**WHAT THE EXERCISE ASKS**
Task for the records below: count the lines that contain the word "name" and give only that number.

[Opening DATA FOR THIS EXERCISE section]

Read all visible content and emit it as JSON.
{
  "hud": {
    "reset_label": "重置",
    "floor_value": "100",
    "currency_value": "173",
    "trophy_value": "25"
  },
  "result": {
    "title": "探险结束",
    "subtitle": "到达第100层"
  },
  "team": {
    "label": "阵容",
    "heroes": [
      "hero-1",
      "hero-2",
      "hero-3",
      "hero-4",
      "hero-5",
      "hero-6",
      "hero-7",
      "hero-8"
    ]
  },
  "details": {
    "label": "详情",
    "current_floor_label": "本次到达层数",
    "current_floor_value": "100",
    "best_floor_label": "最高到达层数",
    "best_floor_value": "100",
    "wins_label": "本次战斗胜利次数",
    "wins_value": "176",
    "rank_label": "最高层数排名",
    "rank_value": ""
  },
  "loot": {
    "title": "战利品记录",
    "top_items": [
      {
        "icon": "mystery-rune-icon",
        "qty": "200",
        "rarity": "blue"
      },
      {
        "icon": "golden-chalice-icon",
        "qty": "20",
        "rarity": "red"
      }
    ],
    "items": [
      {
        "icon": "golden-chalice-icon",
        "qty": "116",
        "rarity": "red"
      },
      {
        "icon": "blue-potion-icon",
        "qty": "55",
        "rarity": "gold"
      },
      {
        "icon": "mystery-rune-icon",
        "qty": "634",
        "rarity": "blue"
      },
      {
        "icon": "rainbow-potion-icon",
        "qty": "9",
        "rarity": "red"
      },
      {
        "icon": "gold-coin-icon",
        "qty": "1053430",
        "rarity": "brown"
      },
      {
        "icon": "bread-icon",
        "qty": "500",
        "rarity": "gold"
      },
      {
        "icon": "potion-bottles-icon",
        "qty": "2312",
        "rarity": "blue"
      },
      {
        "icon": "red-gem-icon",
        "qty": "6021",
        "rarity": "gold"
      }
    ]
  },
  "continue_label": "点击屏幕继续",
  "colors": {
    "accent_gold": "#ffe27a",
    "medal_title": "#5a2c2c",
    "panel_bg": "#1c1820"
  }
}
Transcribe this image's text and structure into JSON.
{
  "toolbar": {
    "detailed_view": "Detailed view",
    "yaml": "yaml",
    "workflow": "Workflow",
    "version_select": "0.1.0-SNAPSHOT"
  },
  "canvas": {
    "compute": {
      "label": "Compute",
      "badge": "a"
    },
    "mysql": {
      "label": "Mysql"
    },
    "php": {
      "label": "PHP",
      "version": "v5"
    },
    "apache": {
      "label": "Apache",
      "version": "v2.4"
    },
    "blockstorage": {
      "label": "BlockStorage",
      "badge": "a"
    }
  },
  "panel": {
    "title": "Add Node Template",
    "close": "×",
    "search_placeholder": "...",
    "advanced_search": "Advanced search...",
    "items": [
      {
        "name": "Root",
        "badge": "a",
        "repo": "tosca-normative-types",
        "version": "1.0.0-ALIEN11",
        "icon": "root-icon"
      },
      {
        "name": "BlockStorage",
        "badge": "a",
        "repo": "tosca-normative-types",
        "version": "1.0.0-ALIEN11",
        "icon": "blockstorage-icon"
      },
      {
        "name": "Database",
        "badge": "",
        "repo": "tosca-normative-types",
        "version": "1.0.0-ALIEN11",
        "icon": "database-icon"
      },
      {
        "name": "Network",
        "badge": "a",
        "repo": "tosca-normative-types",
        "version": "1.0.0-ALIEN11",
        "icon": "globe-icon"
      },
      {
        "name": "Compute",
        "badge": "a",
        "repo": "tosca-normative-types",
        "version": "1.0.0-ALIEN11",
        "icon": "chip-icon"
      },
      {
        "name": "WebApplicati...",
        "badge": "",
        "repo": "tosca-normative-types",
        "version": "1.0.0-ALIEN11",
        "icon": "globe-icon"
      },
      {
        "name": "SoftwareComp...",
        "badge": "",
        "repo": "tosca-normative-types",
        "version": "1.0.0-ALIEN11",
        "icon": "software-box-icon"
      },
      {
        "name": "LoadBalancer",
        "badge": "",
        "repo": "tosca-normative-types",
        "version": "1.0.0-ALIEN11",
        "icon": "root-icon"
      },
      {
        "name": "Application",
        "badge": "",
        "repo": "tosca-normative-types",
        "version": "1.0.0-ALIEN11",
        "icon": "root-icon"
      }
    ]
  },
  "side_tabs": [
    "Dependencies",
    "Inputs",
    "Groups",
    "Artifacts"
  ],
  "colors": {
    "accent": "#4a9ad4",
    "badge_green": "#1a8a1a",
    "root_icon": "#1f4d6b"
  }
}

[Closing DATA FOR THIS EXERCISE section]

**ANSWER TO THE PROBLEM**
9